### [Task directions]
Using the entries below, copy out all lines where "checkbox" is found.

### [Data supplied]
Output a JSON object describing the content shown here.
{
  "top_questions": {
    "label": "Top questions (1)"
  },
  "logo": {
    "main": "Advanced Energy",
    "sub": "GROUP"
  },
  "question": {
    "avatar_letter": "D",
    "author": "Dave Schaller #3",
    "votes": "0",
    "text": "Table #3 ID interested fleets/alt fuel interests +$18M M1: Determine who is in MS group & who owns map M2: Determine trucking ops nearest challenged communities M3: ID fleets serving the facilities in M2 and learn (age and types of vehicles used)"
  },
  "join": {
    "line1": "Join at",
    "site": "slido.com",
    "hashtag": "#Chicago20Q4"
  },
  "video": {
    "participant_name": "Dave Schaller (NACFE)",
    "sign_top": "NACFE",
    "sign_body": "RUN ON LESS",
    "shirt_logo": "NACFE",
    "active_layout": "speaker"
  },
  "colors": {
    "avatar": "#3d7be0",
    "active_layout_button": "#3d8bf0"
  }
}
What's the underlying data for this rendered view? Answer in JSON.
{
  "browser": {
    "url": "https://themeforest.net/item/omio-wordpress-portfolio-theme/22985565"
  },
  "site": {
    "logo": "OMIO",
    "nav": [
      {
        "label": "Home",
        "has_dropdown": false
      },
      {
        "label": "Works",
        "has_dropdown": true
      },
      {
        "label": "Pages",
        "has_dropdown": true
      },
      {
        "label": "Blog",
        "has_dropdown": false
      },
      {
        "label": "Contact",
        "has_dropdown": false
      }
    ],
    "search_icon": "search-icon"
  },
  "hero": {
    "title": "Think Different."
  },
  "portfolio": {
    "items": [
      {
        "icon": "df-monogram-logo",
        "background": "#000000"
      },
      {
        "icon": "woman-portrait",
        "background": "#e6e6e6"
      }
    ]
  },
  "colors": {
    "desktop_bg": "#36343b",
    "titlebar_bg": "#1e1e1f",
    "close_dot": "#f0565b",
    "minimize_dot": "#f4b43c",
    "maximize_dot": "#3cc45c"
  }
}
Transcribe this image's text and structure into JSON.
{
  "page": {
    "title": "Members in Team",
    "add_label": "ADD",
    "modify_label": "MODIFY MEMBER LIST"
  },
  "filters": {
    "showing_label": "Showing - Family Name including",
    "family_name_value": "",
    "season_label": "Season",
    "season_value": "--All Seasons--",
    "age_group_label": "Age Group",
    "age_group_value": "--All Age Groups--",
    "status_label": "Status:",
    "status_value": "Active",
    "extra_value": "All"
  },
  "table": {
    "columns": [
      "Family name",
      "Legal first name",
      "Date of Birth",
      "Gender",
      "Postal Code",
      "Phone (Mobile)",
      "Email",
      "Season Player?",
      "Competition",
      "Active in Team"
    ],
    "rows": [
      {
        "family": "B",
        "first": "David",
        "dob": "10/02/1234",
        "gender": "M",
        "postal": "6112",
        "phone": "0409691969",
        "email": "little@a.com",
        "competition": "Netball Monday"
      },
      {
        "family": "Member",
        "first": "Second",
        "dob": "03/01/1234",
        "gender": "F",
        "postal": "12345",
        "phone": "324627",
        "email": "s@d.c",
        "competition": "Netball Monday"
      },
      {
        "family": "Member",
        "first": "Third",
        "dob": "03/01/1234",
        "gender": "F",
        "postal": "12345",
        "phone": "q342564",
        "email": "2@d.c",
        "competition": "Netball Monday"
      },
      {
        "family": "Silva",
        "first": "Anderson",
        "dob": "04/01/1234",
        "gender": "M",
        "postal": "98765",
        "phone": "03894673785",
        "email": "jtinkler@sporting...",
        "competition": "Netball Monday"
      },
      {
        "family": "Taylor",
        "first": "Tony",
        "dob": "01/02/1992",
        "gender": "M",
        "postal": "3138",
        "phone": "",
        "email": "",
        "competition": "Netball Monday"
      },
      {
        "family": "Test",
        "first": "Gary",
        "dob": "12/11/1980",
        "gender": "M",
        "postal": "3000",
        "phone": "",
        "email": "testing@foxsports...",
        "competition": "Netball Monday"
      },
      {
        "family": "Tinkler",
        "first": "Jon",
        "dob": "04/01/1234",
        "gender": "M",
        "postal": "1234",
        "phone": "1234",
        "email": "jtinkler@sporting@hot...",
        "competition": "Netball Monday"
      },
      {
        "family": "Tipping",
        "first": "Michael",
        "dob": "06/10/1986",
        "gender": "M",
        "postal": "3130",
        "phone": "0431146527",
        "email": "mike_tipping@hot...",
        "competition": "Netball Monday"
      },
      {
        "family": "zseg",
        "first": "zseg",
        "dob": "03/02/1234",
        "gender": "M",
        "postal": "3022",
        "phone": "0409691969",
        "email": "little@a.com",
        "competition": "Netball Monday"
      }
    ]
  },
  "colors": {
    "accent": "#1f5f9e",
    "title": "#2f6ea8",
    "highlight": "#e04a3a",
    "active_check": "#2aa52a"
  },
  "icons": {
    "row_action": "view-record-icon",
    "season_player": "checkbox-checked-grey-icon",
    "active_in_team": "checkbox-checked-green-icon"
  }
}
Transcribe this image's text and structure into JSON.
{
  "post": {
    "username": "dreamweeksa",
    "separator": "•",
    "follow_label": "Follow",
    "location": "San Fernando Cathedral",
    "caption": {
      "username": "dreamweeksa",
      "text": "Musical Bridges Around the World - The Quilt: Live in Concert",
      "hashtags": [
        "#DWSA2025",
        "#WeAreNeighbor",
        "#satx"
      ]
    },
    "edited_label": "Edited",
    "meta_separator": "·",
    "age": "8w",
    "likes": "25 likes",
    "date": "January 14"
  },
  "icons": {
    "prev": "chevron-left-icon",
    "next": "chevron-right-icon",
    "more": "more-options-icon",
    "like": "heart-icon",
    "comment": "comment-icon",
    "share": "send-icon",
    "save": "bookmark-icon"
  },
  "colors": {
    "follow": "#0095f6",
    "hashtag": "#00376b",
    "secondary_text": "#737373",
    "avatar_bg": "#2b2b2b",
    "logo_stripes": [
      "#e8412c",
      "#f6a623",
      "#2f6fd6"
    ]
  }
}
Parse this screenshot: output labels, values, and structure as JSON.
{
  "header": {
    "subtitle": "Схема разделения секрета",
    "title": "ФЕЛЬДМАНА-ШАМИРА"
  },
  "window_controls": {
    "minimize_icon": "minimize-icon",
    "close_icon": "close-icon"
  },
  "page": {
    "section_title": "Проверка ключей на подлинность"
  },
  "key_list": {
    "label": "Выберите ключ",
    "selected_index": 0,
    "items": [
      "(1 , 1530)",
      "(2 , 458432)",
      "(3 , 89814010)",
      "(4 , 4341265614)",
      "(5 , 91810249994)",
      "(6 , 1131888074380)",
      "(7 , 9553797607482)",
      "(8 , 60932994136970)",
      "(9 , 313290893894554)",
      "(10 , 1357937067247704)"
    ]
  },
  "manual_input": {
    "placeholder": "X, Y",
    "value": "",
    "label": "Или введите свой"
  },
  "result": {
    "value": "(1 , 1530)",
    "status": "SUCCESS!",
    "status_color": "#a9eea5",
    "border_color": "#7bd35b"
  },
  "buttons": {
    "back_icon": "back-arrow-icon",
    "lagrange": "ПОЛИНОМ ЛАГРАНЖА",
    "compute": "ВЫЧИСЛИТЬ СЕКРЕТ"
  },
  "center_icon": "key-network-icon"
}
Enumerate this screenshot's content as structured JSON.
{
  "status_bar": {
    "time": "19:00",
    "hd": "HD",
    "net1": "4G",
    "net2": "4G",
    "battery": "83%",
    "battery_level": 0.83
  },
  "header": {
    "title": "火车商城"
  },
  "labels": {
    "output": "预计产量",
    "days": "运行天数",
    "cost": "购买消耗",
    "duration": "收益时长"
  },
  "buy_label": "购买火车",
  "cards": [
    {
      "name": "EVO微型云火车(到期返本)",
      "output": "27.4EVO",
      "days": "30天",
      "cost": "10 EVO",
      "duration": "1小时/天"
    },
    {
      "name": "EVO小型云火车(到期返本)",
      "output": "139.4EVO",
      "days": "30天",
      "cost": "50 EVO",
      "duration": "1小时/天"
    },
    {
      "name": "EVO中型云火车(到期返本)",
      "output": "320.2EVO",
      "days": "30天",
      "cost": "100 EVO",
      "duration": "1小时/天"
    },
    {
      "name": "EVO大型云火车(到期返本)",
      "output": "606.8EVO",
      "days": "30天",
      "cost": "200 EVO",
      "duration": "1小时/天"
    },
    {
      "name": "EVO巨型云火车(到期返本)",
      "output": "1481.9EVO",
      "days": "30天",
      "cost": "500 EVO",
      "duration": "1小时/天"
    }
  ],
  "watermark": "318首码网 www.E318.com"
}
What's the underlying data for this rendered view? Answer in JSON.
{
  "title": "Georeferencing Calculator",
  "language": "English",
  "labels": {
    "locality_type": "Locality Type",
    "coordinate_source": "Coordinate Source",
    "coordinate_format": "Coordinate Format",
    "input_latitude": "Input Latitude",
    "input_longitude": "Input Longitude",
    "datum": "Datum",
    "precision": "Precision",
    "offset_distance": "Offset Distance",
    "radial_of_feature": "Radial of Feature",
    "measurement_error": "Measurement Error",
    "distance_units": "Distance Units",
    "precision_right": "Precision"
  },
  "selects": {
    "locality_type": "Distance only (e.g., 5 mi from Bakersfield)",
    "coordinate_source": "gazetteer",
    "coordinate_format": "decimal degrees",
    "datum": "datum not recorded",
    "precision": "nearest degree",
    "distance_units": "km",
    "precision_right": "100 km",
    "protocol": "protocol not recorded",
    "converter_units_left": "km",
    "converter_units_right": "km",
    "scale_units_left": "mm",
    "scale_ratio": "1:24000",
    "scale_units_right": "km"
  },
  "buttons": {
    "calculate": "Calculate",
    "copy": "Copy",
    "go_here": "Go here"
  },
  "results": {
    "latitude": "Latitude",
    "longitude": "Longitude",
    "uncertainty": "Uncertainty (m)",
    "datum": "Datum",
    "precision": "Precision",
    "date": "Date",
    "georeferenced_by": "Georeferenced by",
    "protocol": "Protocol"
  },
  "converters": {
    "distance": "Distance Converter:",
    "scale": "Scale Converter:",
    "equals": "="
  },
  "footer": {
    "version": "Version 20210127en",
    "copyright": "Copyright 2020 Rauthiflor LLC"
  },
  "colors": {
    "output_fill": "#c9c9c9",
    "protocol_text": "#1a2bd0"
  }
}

### [Task result]
    "season_player": "checkbox-checked-grey-icon",
    "active_in_team": "checkbox-checked-green-icon"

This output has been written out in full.